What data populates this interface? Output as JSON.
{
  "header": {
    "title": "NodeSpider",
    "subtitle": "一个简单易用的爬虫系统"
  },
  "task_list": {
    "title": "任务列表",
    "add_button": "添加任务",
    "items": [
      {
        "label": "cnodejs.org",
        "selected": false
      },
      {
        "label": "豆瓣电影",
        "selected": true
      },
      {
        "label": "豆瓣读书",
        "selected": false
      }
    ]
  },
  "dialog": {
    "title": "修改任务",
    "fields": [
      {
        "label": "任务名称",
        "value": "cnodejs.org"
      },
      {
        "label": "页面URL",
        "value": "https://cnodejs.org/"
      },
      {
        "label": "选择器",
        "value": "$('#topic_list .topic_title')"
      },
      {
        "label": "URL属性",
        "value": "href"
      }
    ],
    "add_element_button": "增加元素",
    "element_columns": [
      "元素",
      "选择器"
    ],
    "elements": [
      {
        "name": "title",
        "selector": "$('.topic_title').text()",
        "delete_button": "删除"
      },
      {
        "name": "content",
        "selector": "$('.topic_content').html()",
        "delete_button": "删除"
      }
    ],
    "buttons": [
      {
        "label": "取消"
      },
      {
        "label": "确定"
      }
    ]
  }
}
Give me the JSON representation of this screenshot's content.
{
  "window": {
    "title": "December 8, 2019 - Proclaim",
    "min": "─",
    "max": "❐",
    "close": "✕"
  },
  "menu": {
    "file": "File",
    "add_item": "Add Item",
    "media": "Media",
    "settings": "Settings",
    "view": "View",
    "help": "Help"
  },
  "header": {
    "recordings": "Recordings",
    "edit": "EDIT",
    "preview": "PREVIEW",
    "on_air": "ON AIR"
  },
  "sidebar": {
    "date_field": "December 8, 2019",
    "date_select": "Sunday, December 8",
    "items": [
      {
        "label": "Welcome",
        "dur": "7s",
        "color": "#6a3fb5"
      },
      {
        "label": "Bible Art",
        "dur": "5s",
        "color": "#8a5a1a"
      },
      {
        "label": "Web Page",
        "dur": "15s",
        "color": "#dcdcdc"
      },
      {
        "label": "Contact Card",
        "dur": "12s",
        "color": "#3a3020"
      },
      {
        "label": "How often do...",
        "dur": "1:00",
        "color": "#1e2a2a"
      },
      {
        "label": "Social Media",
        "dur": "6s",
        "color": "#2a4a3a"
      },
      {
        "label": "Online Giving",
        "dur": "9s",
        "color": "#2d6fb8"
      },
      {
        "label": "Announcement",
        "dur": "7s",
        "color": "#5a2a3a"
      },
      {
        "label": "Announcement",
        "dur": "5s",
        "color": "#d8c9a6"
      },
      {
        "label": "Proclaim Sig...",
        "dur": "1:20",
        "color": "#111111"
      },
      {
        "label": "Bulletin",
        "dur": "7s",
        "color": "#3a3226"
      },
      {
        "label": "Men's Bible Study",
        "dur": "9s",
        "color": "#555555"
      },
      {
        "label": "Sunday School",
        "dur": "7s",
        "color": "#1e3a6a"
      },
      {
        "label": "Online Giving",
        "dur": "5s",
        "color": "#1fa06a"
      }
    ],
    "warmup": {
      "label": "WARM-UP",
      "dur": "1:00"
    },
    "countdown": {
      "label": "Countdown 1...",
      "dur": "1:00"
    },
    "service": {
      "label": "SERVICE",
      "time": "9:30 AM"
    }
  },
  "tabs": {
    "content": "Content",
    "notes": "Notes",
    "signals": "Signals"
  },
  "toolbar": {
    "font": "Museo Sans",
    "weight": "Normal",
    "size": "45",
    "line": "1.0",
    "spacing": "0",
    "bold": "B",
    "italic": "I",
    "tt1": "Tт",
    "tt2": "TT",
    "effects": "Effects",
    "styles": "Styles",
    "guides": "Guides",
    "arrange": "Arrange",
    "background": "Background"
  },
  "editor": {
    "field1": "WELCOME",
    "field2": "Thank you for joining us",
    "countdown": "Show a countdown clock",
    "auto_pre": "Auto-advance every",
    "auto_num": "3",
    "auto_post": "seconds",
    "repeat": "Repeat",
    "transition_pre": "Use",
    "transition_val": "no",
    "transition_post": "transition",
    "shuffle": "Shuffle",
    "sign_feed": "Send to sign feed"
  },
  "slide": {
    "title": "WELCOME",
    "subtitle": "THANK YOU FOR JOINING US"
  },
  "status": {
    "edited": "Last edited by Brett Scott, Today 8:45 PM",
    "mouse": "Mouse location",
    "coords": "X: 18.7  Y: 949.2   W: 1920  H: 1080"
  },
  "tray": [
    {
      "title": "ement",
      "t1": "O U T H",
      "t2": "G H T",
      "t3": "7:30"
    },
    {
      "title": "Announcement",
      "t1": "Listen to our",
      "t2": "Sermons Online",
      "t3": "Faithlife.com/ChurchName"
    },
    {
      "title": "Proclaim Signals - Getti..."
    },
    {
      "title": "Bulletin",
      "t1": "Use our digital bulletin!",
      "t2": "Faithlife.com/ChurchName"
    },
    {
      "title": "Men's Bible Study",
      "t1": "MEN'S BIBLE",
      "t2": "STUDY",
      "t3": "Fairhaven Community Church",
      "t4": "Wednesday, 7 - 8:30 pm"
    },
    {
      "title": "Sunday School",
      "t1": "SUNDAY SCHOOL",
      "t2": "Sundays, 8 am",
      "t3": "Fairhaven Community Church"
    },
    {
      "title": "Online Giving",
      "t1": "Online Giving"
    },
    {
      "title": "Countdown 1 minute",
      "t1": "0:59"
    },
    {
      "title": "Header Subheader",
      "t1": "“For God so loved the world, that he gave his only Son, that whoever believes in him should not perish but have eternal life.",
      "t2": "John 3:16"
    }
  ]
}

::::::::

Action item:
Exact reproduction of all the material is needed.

Output for this task:
What data populates this interface? Output as JSON.
{
  "header": {
    "title": "NodeSpider",
    "subtitle": "一个简单易用的爬虫系统"
  },
  "task_list": {
    "title": "任务列表",
    "add_button": "添加任务",
    "items": [
      {
        "label": "cnodejs.org",
        "selected": false
      },
      {
        "label": "豆瓣电影",
        "selected": true
      },
      {
        "label": "豆瓣读书",
        "selected": false
      }
    ]
  },
  "dialog": {
    "title": "修改任务",
    "fields": [
      {
        "label": "任务名称",
        "value": "cnodejs.org"
      },
      {
        "label": "页面URL",
        "value": "https://cnodejs.org/"
      },
      {
        "label": "选择器",
        "value": "$('#topic_list .topic_title')"
      },
      {
        "label": "URL属性",
        "value": "href"
      }
    ],
    "add_element_button": "增加元素",
    "element_columns": [
      "元素",
      "选择器"
    ],
    "elements": [
      {
        "name": "title",
        "selector": "$('.topic_title').text()",
        "delete_button": "删除"
      },
      {
        "name": "content",
        "selector": "$('.topic_content').html()",
        "delete_button": "删除"
      }
    ],
    "buttons": [
      {
        "label": "取消"
      },
      {
        "label": "确定"
      }
    ]
  }
}
Give me the JSON representation of this screenshot's content.
{
  "window": {
    "title": "December 8, 2019 - Proclaim",
    "min": "─",
    "max": "❐",
    "close": "✕"
  },
  "menu": {
    "file": "File",
    "add_item": "Add Item",
    "media": "Media",
    "settings": "Settings",
    "view": "View",
    "help": "Help"
  },
  "header": {
    "recordings": "Recordings",
    "edit": "EDIT",
    "preview": "PREVIEW",
    "on_air": "ON AIR"
  },
  "sidebar": {
    "date_field": "December 8, 2019",
    "date_select": "Sunday, December 8",
    "items": [
      {
        "label": "Welcome",
        "dur": "7s",
        "color": "#6a3fb5"
      },
      {
        "label": "Bible Art",
        "dur": "5s",
        "color": "#8a5a1a"
      },
      {
        "label": "Web Page",
        "dur": "15s",
        "color": "#dcdcdc"
      },
      {
        "label": "Contact Card",
        "dur": "12s",
        "color": "#3a3020"
      },
      {
        "label": "How often do...",
        "dur": "1:00",
        "color": "#1e2a2a"
      },
      {
        "label": "Social Media",
        "dur": "6s",
        "color": "#2a4a3a"
      },
      {
        "label": "Online Giving",
        "dur": "9s",
        "color": "#2d6fb8"
      },
      {
        "label": "Announcement",
        "dur": "7s",
        "color": "#5a2a3a"
      },
      {
        "label": "Announcement",
        "dur": "5s",
        "color": "#d8c9a6"
      },
      {
        "label": "Proclaim Sig...",
        "dur": "1:20",
        "color": "#111111"
      },
      {
        "label": "Bulletin",
        "dur": "7s",
        "color": "#3a3226"
      },
      {
        "label": "Men's Bible Study",
        "dur": "9s",
        "color": "#555555"
      },
      {
        "label": "Sunday School",
        "dur": "7s",
        "color": "#1e3a6a"
      },
      {
        "label": "Online Giving",
        "dur": "5s",
        "color": "#1fa06a"
      }
    ],
    "warmup": {
      "label": "WARM-UP",
      "dur": "1:00"
    },
    "countdown": {
      "label": "Countdown 1...",
      "dur": "1:00"
    },
    "service": {
      "label": "SERVICE",
      "time": "9:30 AM"
    }
  },
  "tabs": {
    "content": "Content",
    "notes": "Notes",
    "signals": "Signals"
  },
  "toolbar": {
    "font": "Museo Sans",
    "weight": "Normal",
    "size": "45",
    "line": "1.0",
    "spacing": "0",
    "bold": "B",
    "italic": "I",
    "tt1": "Tт",
    "tt2": "TT",
    "effects": "Effects",
    "styles": "Styles",
    "guides": "Guides",
    "arrange": "Arrange",
    "background": "Background"
  },
  "editor": {
    "field1": "WELCOME",
    "field2": "Thank you for joining us",
    "countdown": "Show a countdown clock",
    "auto_pre": "Auto-advance every",
    "auto_num": "3",
    "auto_post": "seconds",
    "repeat": "Repeat",
    "transition_pre": "Use",
    "transition_val": "no",
    "transition_post": "transition",
    "shuffle": "Shuffle",
    "sign_feed": "Send to sign feed"
  },
  "slide": {
    "title": "WELCOME",
    "subtitle": "THANK YOU FOR JOINING US"
  },
  "status": {
    "edited": "Last edited by Brett Scott, Today 8:45 PM",
    "mouse": "Mouse location",
    "coords": "X: 18.7  Y: 949.2   W: 1920  H: 1080"
  },
  "tray": [
    {
      "title": "ement",
      "t1": "O U T H",
      "t2": "G H T",
      "t3": "7:30"
    },
    {
      "title": "Announcement",
      "t1": "Listen to our",
      "t2": "Sermons Online",
      "t3": "Faithlife.com/ChurchName"
    },
    {
      "title": "Proclaim Signals - Getti..."
    },
    {
      "title": "Bulletin",
      "t1": "Use our digital bulletin!",
      "t2": "Faithlife.com/ChurchName"
    },
    {
      "title": "Men's Bible Study",
      "t1": "MEN'S BIBLE",
      "t2": "STUDY",
      "t3": "Fairhaven Community Church",
      "t4": "Wednesday, 7 - 8:30 pm"
    },
    {
      "title": "Sunday School",
      "t1": "SUNDAY SCHOOL",
      "t2": "Sundays, 8 am",
      "t3": "Fairhaven Community Church"
    },
    {
      "title": "Online Giving",
      "t1": "Online Giving"
    },
    {
      "title": "Countdown 1 minute",
      "t1": "0:59"
    },
    {
      "title": "Header Subheader",
      "t1": "“For God so loved the world, that he gave his only Son, that whoever believes in him should not perish but have eternal life.",
      "t2": "John 3:16"
    }
  ]
}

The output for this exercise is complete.